◆ What is expected
Tell me how many lines in the data include "icon", and keep the reply to that number.

◆ Information provided
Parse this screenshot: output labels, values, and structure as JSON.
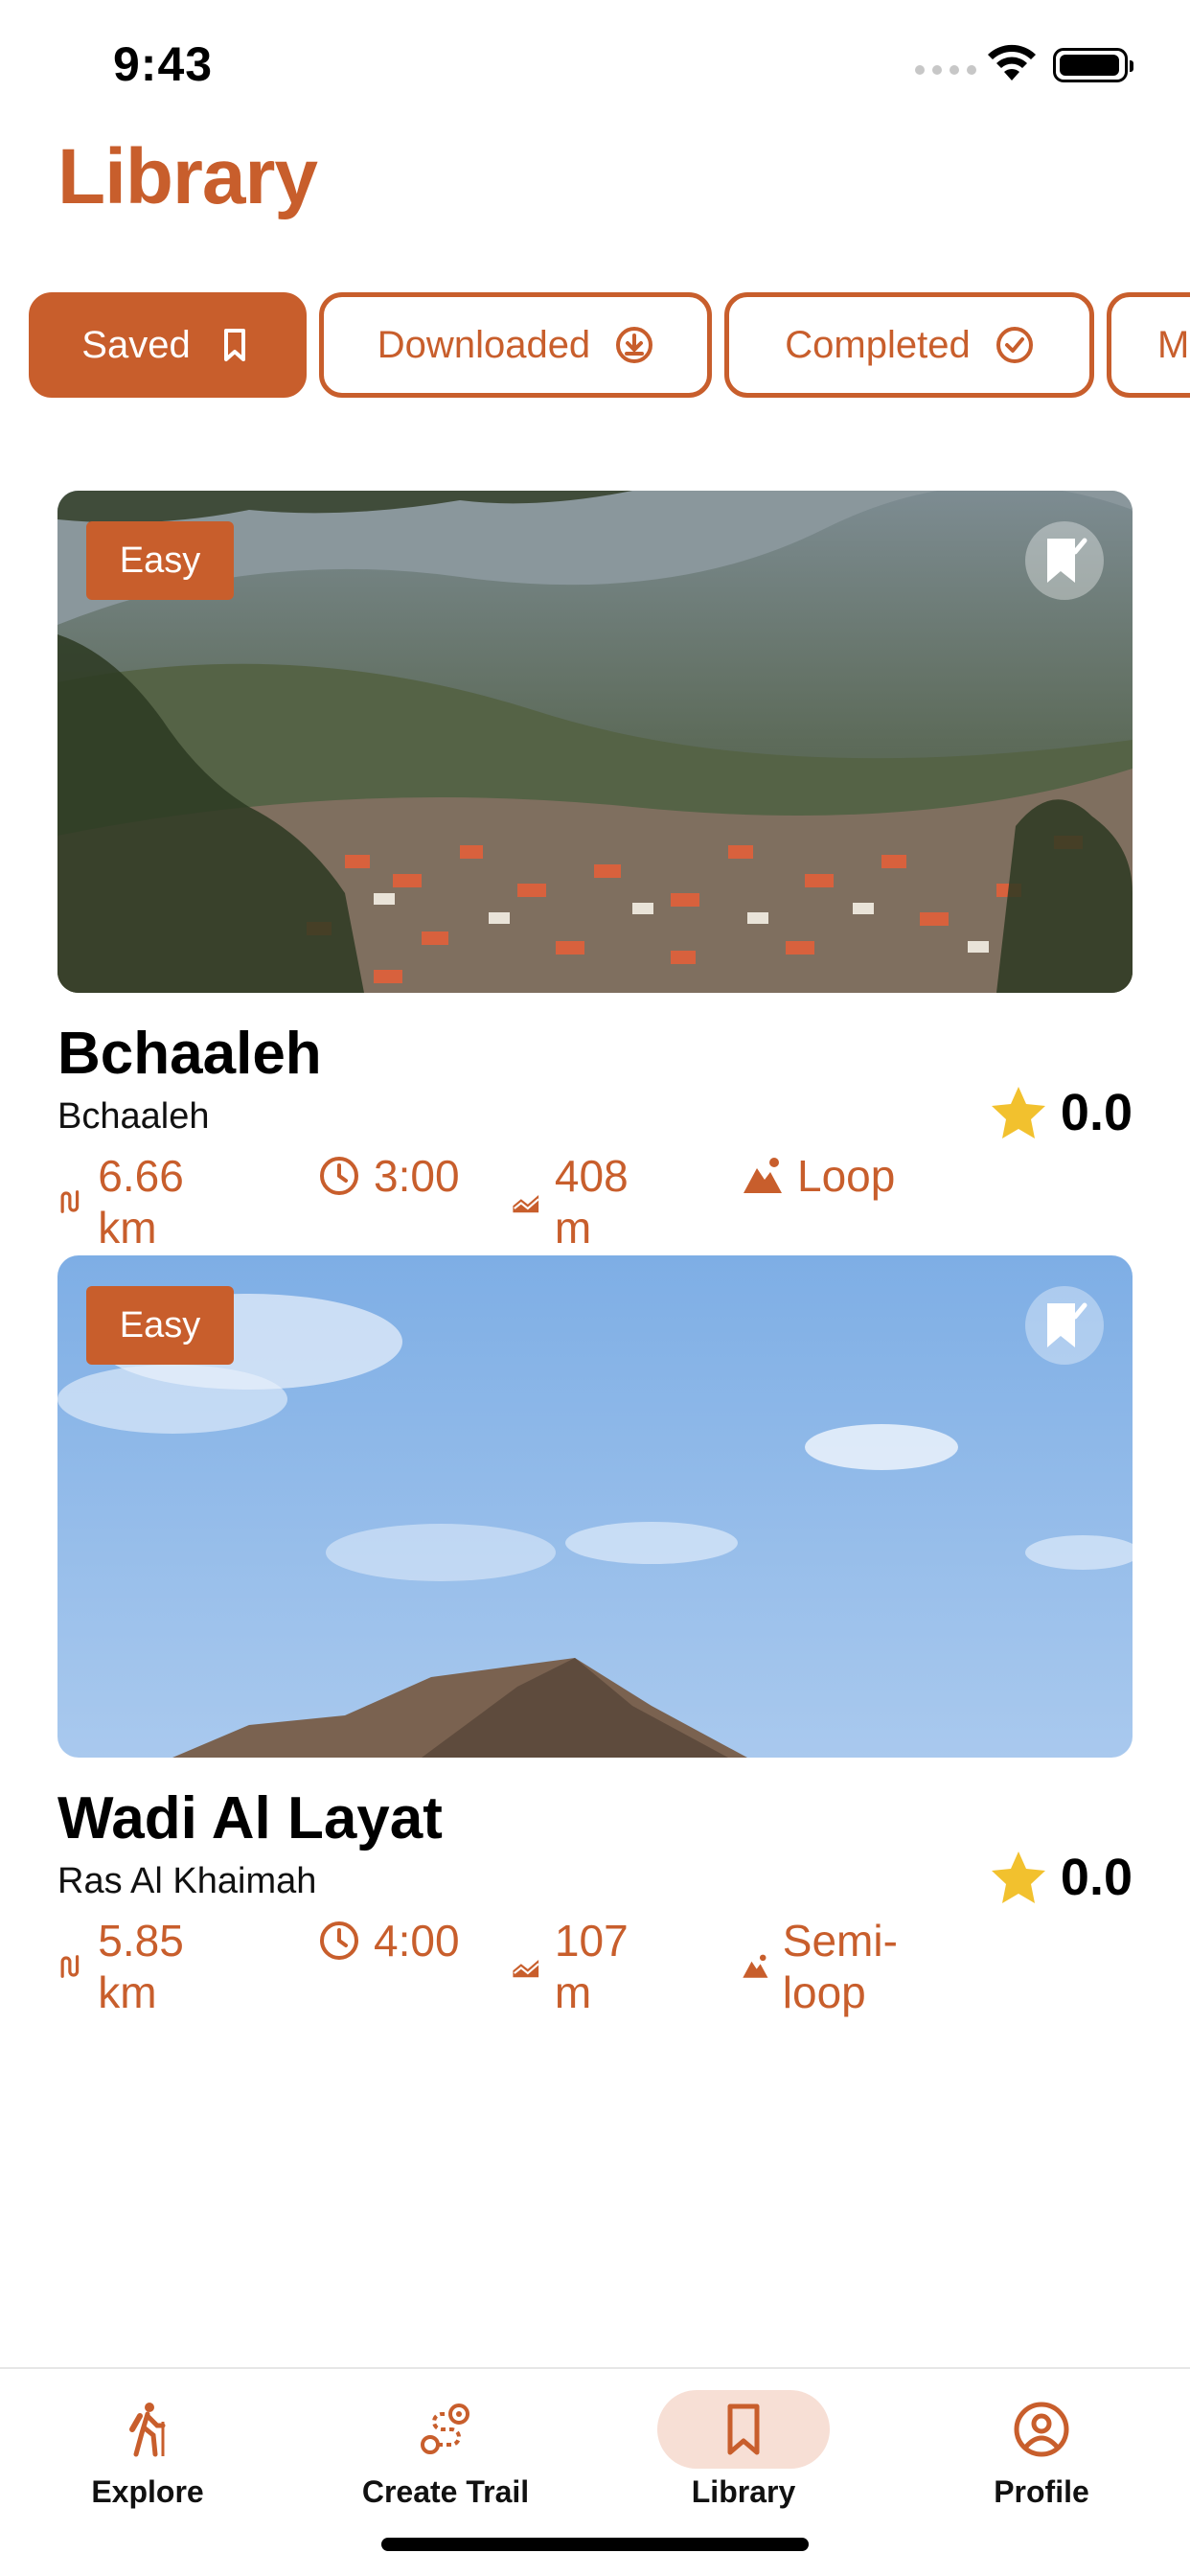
{
  "status_bar": {
    "time": "9:43"
  },
  "page": {
    "title": "Library"
  },
  "filters": [
    {
      "label": "Saved",
      "icon": "bookmark-icon",
      "active": true
    },
    {
      "label": "Downloaded",
      "icon": "download-icon",
      "active": false
    },
    {
      "label": "Completed",
      "icon": "check-circle-icon",
      "active": false
    },
    {
      "label": "M",
      "icon": "",
      "active": false
    }
  ],
  "trails": [
    {
      "difficulty": "Easy",
      "name": "Bchaaleh",
      "region": "Bchaaleh",
      "rating": "0.0",
      "distance": "6.66 km",
      "duration": "3:00",
      "elevation": "408 m",
      "route_type": "Loop",
      "saved": true
    },
    {
      "difficulty": "Easy",
      "name": "Wadi Al Layat",
      "region": "Ras Al Khaimah",
      "rating": "0.0",
      "distance": "5.85 km",
      "duration": "4:00",
      "elevation": "107 m",
      "route_type": "Semi-loop",
      "saved": true
    }
  ],
  "tabbar": {
    "items": [
      {
        "label": "Explore",
        "icon": "hiker-icon",
        "active": false
      },
      {
        "label": "Create Trail",
        "icon": "route-icon",
        "active": false
      },
      {
        "label": "Library",
        "icon": "bookmark-icon",
        "active": true
      },
      {
        "label": "Profile",
        "icon": "profile-icon",
        "active": false
      }
    ]
  },
  "colors": {
    "accent": "#c85e2c",
    "active_tab_bg": "#f7dfd5",
    "star": "#f2c12e"
  }
}
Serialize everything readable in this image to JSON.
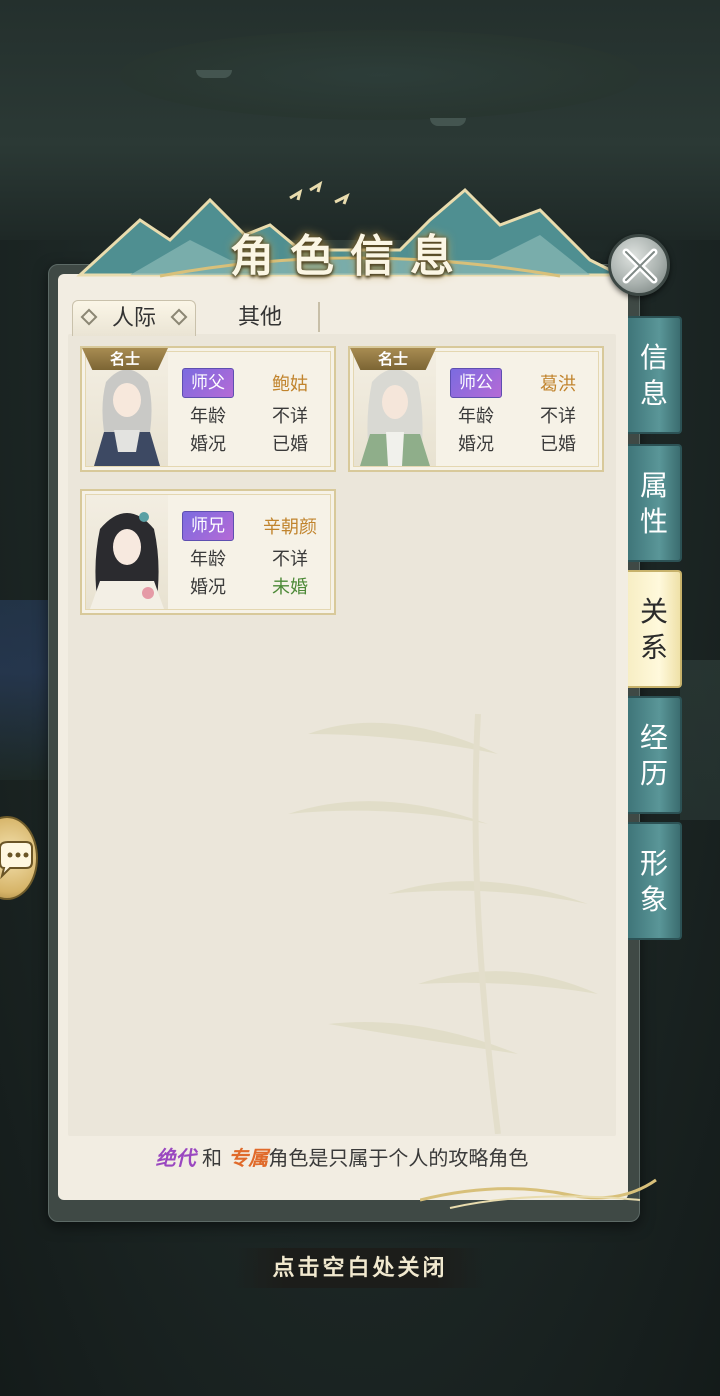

◆ Expected answer
8